*Action item*: Copy every line of the records below where the word "مليون" occurs.

=== Source records ===

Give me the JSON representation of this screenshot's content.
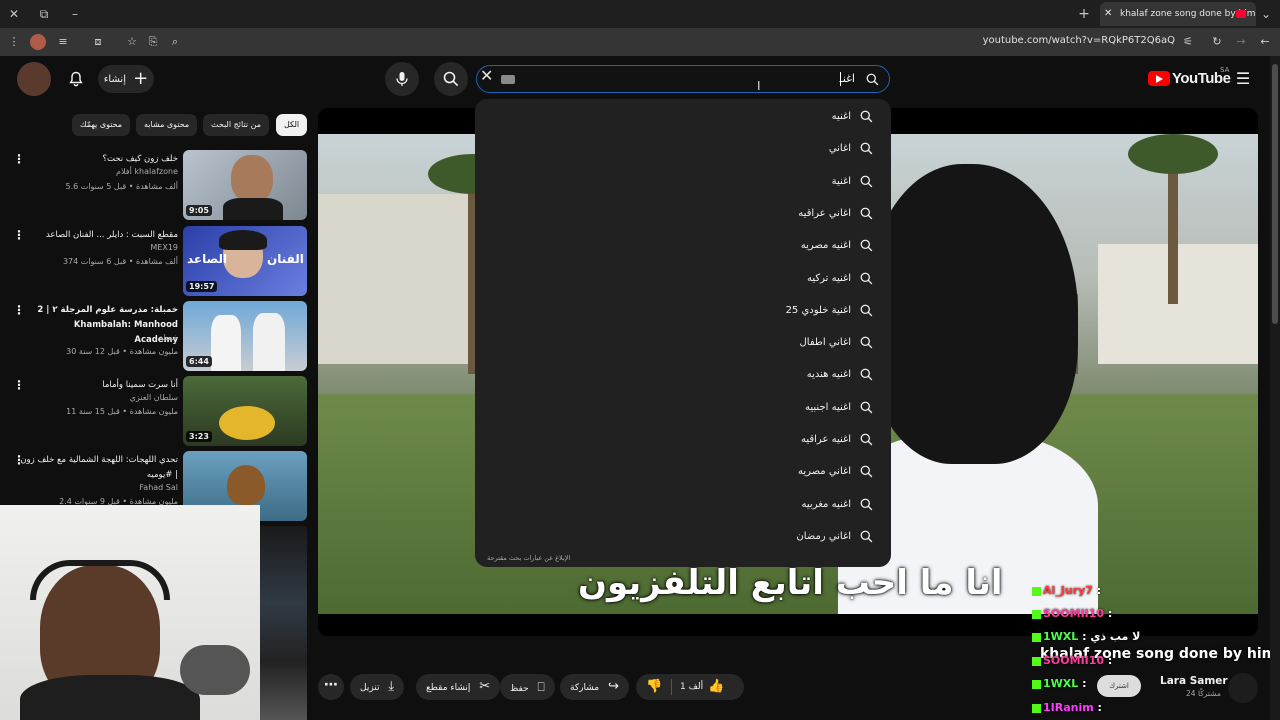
{
  "browser": {
    "active_tab_title": "khalaf zone song done by him",
    "url": "youtube.com/watch?v=RQkP6T2Q6aQ"
  },
  "header": {
    "create_label": "إنشاء",
    "search_query": "اغنـ",
    "logo_text": "YouTube",
    "country_code": "SA"
  },
  "chips": [
    "الكل",
    "من نتائج البحث",
    "محتوى مشابه",
    "محتوى يهمّك"
  ],
  "suggestions": [
    "اغنيه",
    "اغاني",
    "اغنية",
    "اغاني عراقيه",
    "اغنيه مصريه",
    "اغنيه تركيه",
    "اغنية خلودي 25",
    "اغاني اطفال",
    "اغنيه هنديه",
    "اغنيه اجنبيه",
    "اغنيه عراقيه",
    "اغاني مصريه",
    "اغنيه مغربيه",
    "اغاني رمضان"
  ],
  "report_link": "الإبلاغ عن عبارات بحث مقترحة",
  "recommendations": [
    {
      "title": "خلف زون كيف نحت؟",
      "channel": "khalafzone",
      "channel_prefix": "أفلام",
      "meta": "5.6 ألف مشاهدة • قبل 5 سنوات",
      "duration": "9:05"
    },
    {
      "title": "مقطع السبت : دايلر ... الفنان الصاعد",
      "channel": "MEX19",
      "meta": "374 ألف مشاهدة • قبل 6 سنوات",
      "duration": "19:57"
    },
    {
      "title": "خمبلة: مدرسة علوم المرجلة ٢ | 2 Khambalah: Manhood Academy",
      "channel": "خمبلة",
      "meta": "30 مليون مشاهدة • قبل 12 سنة",
      "duration": "6:44"
    },
    {
      "title": "أنا سرت سمينا وأماما",
      "channel": "سلطان العنزي",
      "meta": "11 مليون مشاهدة • قبل 15 سنة",
      "duration": "3:23"
    },
    {
      "title": "تحدي اللهجات: اللهجة الشمالية مع خلف زون | #يوميه",
      "channel": "Fahad Sal",
      "meta": "2.4 مليون مشاهدة • قبل 9 سنوات",
      "duration": ""
    }
  ],
  "player": {
    "subtitle": "انا ما احب اتابع التلفزيون"
  },
  "actions": {
    "like_count": "1 ألف",
    "share": "مشاركة",
    "save": "حفظ",
    "clip": "إنشاء مقطع",
    "download": "تنزيل"
  },
  "channel": {
    "name": "Lara Samer",
    "subs": "24 مشتركًا"
  },
  "overlay": {
    "title": "khalaf zone song done by him 😙",
    "chat": [
      {
        "user": "Al_Jury7",
        "text": "",
        "color": "#ff3b3b"
      },
      {
        "user": "SOOMII10",
        "text": "",
        "color": "#ff3b9e"
      },
      {
        "user": "1WXL",
        "text": "لا مب ذي",
        "color": "#4cff4c"
      },
      {
        "user": "SOOMII10",
        "text": "",
        "color": "#ff3b9e"
      },
      {
        "user": "1WXL",
        "text": "",
        "color": "#4cff4c"
      },
      {
        "user": "1IRanim",
        "text": "",
        "color": "#ff3bff"
      }
    ]
  },
  "colors": {
    "background": "#0f0f0f",
    "accent": "#ff0000",
    "search_focus": "#1c62b9",
    "chip_bg": "#272727"
  }
}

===

*Reply*:
      "meta": "30 مليون مشاهدة • قبل 12 سنة",
      "meta": "11 مليون مشاهدة • قبل 15 سنة",
      "meta": "2.4 مليون مشاهدة • قبل 9 سنوات",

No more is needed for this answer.